(TASK REQUIREMENTS) The entries are given below. Output each one unchanged.
◇ ◇ ◇ ◇ ◇ ◇ ◇
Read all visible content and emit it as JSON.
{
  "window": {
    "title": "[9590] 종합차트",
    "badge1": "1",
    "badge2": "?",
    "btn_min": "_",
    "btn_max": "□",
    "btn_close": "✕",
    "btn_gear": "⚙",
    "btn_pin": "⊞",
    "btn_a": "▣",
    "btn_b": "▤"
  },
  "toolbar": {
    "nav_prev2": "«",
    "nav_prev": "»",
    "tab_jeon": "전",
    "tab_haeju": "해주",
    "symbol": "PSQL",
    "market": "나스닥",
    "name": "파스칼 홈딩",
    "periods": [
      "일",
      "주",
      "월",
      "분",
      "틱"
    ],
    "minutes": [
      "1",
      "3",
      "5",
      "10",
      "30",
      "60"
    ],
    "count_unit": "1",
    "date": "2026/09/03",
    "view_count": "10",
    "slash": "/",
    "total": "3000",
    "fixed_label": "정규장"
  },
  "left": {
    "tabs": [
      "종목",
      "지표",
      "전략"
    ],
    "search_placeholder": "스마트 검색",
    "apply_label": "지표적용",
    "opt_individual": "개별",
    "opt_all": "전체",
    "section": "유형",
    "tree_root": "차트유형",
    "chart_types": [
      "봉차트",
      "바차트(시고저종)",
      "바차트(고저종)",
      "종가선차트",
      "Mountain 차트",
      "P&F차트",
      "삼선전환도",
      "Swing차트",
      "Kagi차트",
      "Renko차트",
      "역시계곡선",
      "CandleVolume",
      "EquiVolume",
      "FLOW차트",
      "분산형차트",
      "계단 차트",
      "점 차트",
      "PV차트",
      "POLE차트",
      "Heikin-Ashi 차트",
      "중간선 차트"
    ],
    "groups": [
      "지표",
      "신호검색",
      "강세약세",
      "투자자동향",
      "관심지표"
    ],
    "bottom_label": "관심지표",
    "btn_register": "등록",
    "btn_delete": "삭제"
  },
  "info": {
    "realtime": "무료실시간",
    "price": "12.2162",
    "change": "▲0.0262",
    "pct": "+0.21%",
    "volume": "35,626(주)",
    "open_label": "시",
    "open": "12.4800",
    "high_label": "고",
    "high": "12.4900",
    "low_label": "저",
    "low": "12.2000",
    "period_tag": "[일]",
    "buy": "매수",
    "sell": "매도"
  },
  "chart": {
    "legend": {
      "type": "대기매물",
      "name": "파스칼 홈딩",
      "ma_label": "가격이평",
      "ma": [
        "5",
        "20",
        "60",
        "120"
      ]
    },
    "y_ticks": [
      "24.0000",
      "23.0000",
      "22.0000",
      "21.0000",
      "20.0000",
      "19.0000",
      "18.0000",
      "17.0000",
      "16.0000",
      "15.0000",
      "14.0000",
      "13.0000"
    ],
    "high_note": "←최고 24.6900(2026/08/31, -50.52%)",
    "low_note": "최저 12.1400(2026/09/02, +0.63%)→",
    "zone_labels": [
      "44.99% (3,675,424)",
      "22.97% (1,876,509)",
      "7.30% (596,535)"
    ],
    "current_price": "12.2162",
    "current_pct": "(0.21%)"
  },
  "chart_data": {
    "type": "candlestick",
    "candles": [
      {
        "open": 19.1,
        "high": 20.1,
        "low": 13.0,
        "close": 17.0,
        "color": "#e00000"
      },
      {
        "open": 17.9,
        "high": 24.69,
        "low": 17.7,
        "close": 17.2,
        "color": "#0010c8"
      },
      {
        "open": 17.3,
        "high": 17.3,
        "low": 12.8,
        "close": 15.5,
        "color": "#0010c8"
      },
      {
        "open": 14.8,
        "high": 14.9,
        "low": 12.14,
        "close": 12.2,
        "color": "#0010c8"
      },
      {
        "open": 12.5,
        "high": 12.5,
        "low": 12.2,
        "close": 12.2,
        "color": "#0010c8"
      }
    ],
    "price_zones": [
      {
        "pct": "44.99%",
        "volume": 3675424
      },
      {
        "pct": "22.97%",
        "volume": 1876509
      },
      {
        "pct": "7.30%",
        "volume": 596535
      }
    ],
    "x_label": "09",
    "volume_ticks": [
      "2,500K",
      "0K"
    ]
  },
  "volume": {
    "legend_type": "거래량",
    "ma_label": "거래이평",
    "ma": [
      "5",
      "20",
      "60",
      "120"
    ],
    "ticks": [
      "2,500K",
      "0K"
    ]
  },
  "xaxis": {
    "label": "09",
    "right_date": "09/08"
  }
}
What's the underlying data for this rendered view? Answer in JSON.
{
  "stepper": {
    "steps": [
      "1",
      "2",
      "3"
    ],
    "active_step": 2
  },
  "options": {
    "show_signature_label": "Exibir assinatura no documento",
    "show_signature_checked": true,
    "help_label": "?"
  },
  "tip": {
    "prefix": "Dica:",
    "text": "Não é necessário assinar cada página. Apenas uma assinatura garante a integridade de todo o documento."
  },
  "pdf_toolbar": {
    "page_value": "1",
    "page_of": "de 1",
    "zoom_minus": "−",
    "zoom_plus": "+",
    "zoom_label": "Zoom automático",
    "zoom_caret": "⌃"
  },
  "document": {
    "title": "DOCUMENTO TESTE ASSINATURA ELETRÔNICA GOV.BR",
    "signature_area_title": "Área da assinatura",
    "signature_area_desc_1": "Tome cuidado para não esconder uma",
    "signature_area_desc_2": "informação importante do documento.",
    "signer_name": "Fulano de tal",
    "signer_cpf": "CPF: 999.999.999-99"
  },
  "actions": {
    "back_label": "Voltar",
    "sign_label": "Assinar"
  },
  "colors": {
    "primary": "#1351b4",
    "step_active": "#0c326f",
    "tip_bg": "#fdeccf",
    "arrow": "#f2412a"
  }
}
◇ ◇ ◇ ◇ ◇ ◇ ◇
(PROBLEM SOLUTION)
Read all visible content and emit it as JSON.
{
  "window": {
    "title": "[9590] 종합차트",
    "badge1": "1",
    "badge2": "?",
    "btn_min": "_",
    "btn_max": "□",
    "btn_close": "✕",
    "btn_gear": "⚙",
    "btn_pin": "⊞",
    "btn_a": "▣",
    "btn_b": "▤"
  },
  "toolbar": {
    "nav_prev2": "«",
    "nav_prev": "»",
    "tab_jeon": "전",
    "tab_haeju": "해주",
    "symbol": "PSQL",
    "market": "나스닥",
    "name": "파스칼 홈딩",
    "periods": [
      "일",
      "주",
      "월",
      "분",
      "틱"
    ],
    "minutes": [
      "1",
      "3",
      "5",
      "10",
      "30",
      "60"
    ],
    "count_unit": "1",
    "date": "2026/09/03",
    "view_count": "10",
    "slash": "/",
    "total": "3000",
    "fixed_label": "정규장"
  },
  "left": {
    "tabs": [
      "종목",
      "지표",
      "전략"
    ],
    "search_placeholder": "스마트 검색",
    "apply_label": "지표적용",
    "opt_individual": "개별",
    "opt_all": "전체",
    "section": "유형",
    "tree_root": "차트유형",
    "chart_types": [
      "봉차트",
      "바차트(시고저종)",
      "바차트(고저종)",
      "종가선차트",
      "Mountain 차트",
      "P&F차트",
      "삼선전환도",
      "Swing차트",
      "Kagi차트",
      "Renko차트",
      "역시계곡선",
      "CandleVolume",
      "EquiVolume",
      "FLOW차트",
      "분산형차트",
      "계단 차트",
      "점 차트",
      "PV차트",
      "POLE차트",
      "Heikin-Ashi 차트",
      "중간선 차트"
    ],
    "groups": [
      "지표",
      "신호검색",
      "강세약세",
      "투자자동향",
      "관심지표"
    ],
    "bottom_label": "관심지표",
    "btn_register": "등록",
    "btn_delete": "삭제"
  },
  "info": {
    "realtime": "무료실시간",
    "price": "12.2162",
    "change": "▲0.0262",
    "pct": "+0.21%",
    "volume": "35,626(주)",
    "open_label": "시",
    "open": "12.4800",
    "high_label": "고",
    "high": "12.4900",
    "low_label": "저",
    "low": "12.2000",
    "period_tag": "[일]",
    "buy": "매수",
    "sell": "매도"
  },
  "chart": {
    "legend": {
      "type": "대기매물",
      "name": "파스칼 홈딩",
      "ma_label": "가격이평",
      "ma": [
        "5",
        "20",
        "60",
        "120"
      ]
    },
    "y_ticks": [
      "24.0000",
      "23.0000",
      "22.0000",
      "21.0000",
      "20.0000",
      "19.0000",
      "18.0000",
      "17.0000",
      "16.0000",
      "15.0000",
      "14.0000",
      "13.0000"
    ],
    "high_note": "←최고 24.6900(2026/08/31, -50.52%)",
    "low_note": "최저 12.1400(2026/09/02, +0.63%)→",
    "zone_labels": [
      "44.99% (3,675,424)",
      "22.97% (1,876,509)",
      "7.30% (596,535)"
    ],
    "current_price": "12.2162",
    "current_pct": "(0.21%)"
  },
  "chart_data": {
    "type": "candlestick",
    "candles": [
      {
        "open": 19.1,
        "high": 20.1,
        "low": 13.0,
        "close": 17.0,
        "color": "#e00000"
      },
      {
        "open": 17.9,
        "high": 24.69,
        "low": 17.7,
        "close": 17.2,
        "color": "#0010c8"
      },
      {
        "open": 17.3,
        "high": 17.3,
        "low": 12.8,
        "close": 15.5,
        "color": "#0010c8"
      },
      {
        "open": 14.8,
        "high": 14.9,
        "low": 12.14,
        "close": 12.2,
        "color": "#0010c8"
      },
      {
        "open": 12.5,
        "high": 12.5,
        "low": 12.2,
        "close": 12.2,
        "color": "#0010c8"
      }
    ],
    "price_zones": [
      {
        "pct": "44.99%",
        "volume": 3675424
      },
      {
        "pct": "22.97%",
        "volume": 1876509
      },
      {
        "pct": "7.30%",
        "volume": 596535
      }
    ],
    "x_label": "09",
    "volume_ticks": [
      "2,500K",
      "0K"
    ]
  },
  "volume": {
    "legend_type": "거래량",
    "ma_label": "거래이평",
    "ma": [
      "5",
      "20",
      "60",
      "120"
    ],
    "ticks": [
      "2,500K",
      "0K"
    ]
  },
  "xaxis": {
    "label": "09",
    "right_date": "09/08"
  }
}
What's the underlying data for this rendered view? Answer in JSON.
{
  "stepper": {
    "steps": [
      "1",
      "2",
      "3"
    ],
    "active_step": 2
  },
  "options": {
    "show_signature_label": "Exibir assinatura no documento",
    "show_signature_checked": true,
    "help_label": "?"
  },
  "tip": {
    "prefix": "Dica:",
    "text": "Não é necessário assinar cada página. Apenas uma assinatura garante a integridade de todo o documento."
  },
  "pdf_toolbar": {
    "page_value": "1",
    "page_of": "de 1",
    "zoom_minus": "−",
    "zoom_plus": "+",
    "zoom_label": "Zoom automático",
    "zoom_caret": "⌃"
  },
  "document": {
    "title": "DOCUMENTO TESTE ASSINATURA ELETRÔNICA GOV.BR",
    "signature_area_title": "Área da assinatura",
    "signature_area_desc_1": "Tome cuidado para não esconder uma",
    "signature_area_desc_2": "informação importante do documento.",
    "signer_name": "Fulano de tal",
    "signer_cpf": "CPF: 999.999.999-99"
  },
  "actions": {
    "back_label": "Voltar",
    "sign_label": "Assinar"
  },
  "colors": {
    "primary": "#1351b4",
    "step_active": "#0c326f",
    "tip_bg": "#fdeccf",
    "arrow": "#f2412a"
  }
}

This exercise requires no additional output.